Easley Nixes Goodyear Grants; Special Session Planned
Posted August 30, 2007
Updated August 31, 2007
Raleigh, N.C. — House Speaker Joe Hackney said Thursday that he plans to bring lawmakers to Raleigh next month to consider overriding Gov. Mike Easley's veto of legislation that would have provided Goodyear Tire and Rubber Co. with up to $40 million in state grants.
The special legislative session likely would be held Sept. 10 or 11, Hackney said. Senate leaders said they were informally gauging sentiment about an override, but would wait until the House acts to decide what they would do.
Lawmakers last month approved a bill that would amend the state's Job Development Investment Grants program, which traditionally has provided tax breaks to companies looking to locate or expand in North Carolina. The amendments expanded the scope of companies eligible for JDIG money to include "multinational heavy industry manufacturing" facilities that maintain their existing work forces and agree to invest at least $200 million to upgrade their plants over the next five years.
Although Goodyear wasn't mentioned in the bill, lawmakers said the proposal was written with the company in mind. Grants would be restricted to companies located in economically distressed counties and having at least 2,400 full-time employees. The grants would require each recipient to maintain its work force.
Goodyear employs about 2,700 people in Fayetteville and is Cumberland County's largest private employer.
Easley had expressed concerns about the legislation in recent weeks, saying he felt there was a better way to work with existing companies. He vetoed the bill Thursday, saying he couldn't sign the bill in good conscience, saying it would allow Goodyear to lay off as many as 700 workers and still qualify for the grants.
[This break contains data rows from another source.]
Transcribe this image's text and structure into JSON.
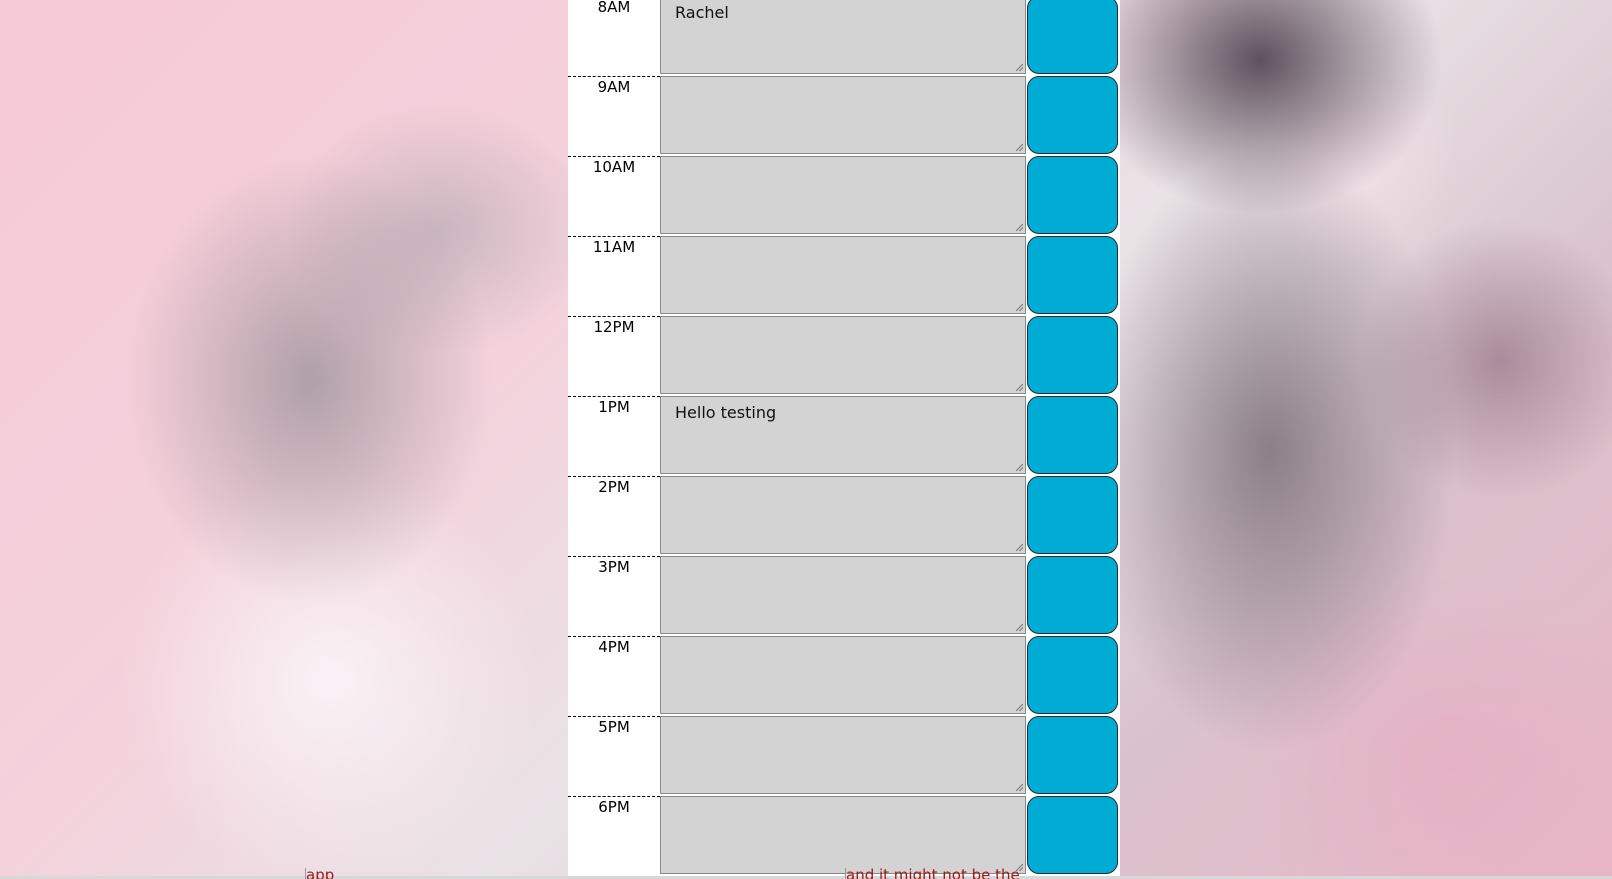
{
  "rows": [
    {
      "hour": "8AM",
      "note": "Rachel"
    },
    {
      "hour": "9AM",
      "note": ""
    },
    {
      "hour": "10AM",
      "note": ""
    },
    {
      "hour": "11AM",
      "note": ""
    },
    {
      "hour": "12PM",
      "note": ""
    },
    {
      "hour": "1PM",
      "note": "Hello testing"
    },
    {
      "hour": "2PM",
      "note": ""
    },
    {
      "hour": "3PM",
      "note": ""
    },
    {
      "hour": "4PM",
      "note": ""
    },
    {
      "hour": "5PM",
      "note": ""
    },
    {
      "hour": "6PM",
      "note": ""
    }
  ],
  "footer": {
    "cell_a": "app",
    "cell_b": "and it might not be the"
  },
  "colors": {
    "save_button": "#00acd4",
    "note_background": "#d3d3d3"
  }
}
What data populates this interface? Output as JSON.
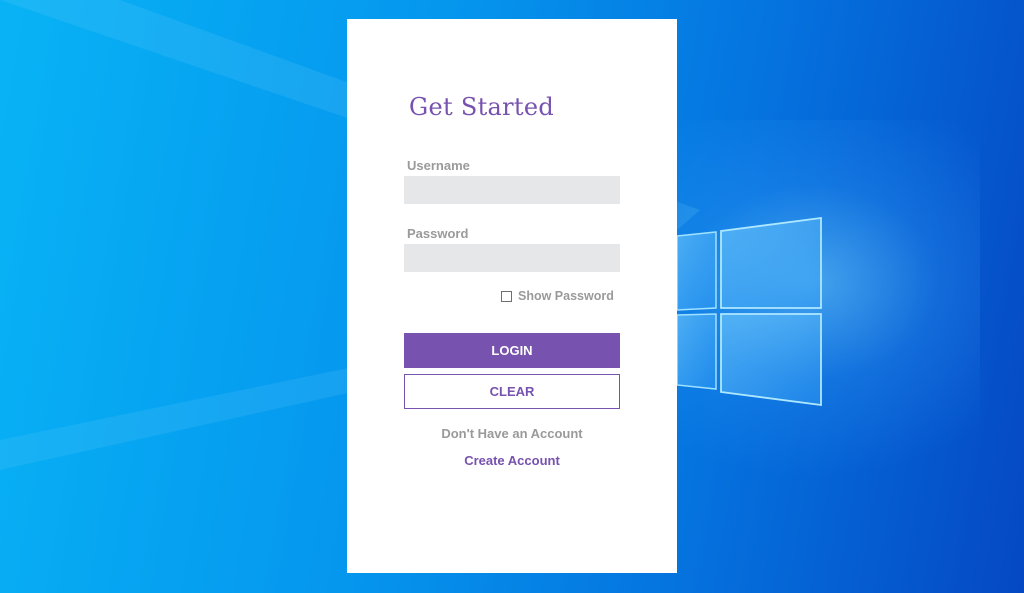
{
  "window": {
    "title": "Get Started"
  },
  "form": {
    "username_label": "Username",
    "username_value": "",
    "password_label": "Password",
    "password_value": "",
    "show_password_label": "Show Password",
    "show_password_checked": false
  },
  "actions": {
    "login_label": "LOGIN",
    "clear_label": "CLEAR"
  },
  "footer": {
    "no_account_text": "Don't Have an Account",
    "create_account_link": "Create Account"
  },
  "colors": {
    "accent": "#7752ae",
    "muted_text": "#9a9a9a",
    "input_bg": "#e6e7e8",
    "panel_bg": "#ffffff"
  }
}
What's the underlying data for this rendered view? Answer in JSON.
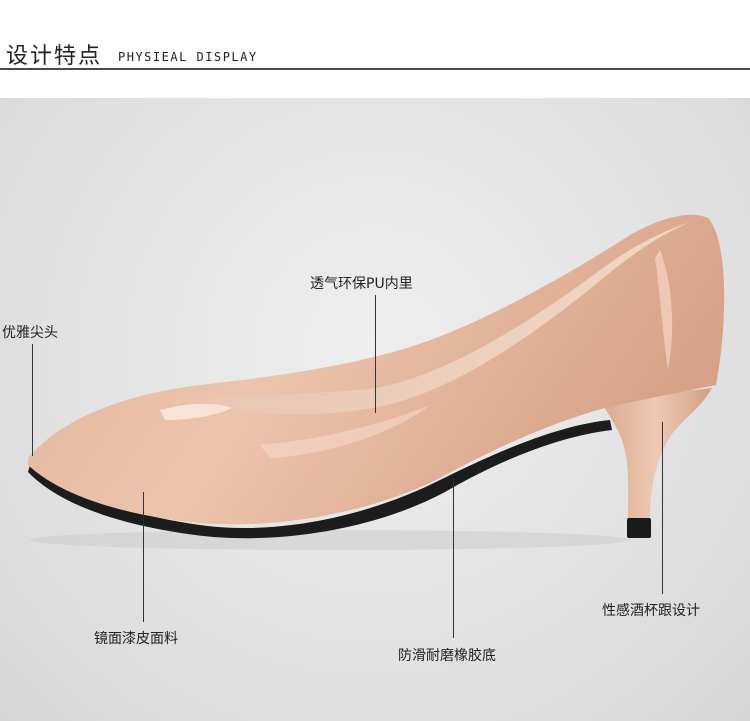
{
  "header": {
    "title": "设计特点",
    "subtitle": "PHYSIEAL DISPLAY"
  },
  "callouts": {
    "toe": "优雅尖头",
    "lining": "透气环保PU内里",
    "upper": "镜面漆皮面料",
    "sole": "防滑耐磨橡胶底",
    "heel": "性感酒杯跟设计"
  },
  "colors": {
    "accent": "#e7bca6",
    "rule": "#4a4a4a",
    "text": "#222222"
  }
}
"(This bill) would set a dangerous precedent for North Carolina’s economic development policy and is not fair to her taxpayers," Easley said in issuing his eighth veto since 2002. "It calls for the state to give up to $40 million in cash to an existing company in one county with little or no regard for how much the company actually pays in state and local taxes, what wages it pays now or in the future or whether it lays off nearly 25 percent of its work force. Never in the history of the state has anyone given a company up to $40 million and allowed them to lay off hundreds of workers."
Hackney fired back that Easley pushed a much larger tax break package to lure Dell Inc. to North Carolina that allows the computer maker to cut up to 40 percent of its work force per year.
"Who's going to put in $200 million and then start cutting jobs? That's not what this is about," he said. "We ought to come up with something that we can all agree with, but we've had great difficulties working with (Easley) on this."
The governor has proposed his own legislation to provide financial incentives for manufacturers to expand in North Carolina. The American Productivity and Competitiveness Act of North Carolina would provide state and local grants to manufacturing companies that employ at least 1,500 people in distressed counties.
Elaine Mejia, project director of the nonprofit North Carolina Budget and Tax Center, said any incentives offered to businesses are bad policy.
"Do we ever want the taxpayers of the state, taxpayers who live everywhere in the state, to be subsidizing a handful of corporations?" Mejia asked.
But Hackney said he believes Goodyear will move the Fayetteville jobs elsewhere without the state grants.
"We can't afford to lose that," he said. "(Easley) needs to work with the Cumberland people and not against them."
Cumberland County lawmakers had said in recent days that they would push for a special session to override the veto.
Easley said, however, that he doubted that some legislators who voted for the Goodyear bill understood that it was written specifically for the company. He predicted that getting 60 percent of lawmakers to support an override would be difficult.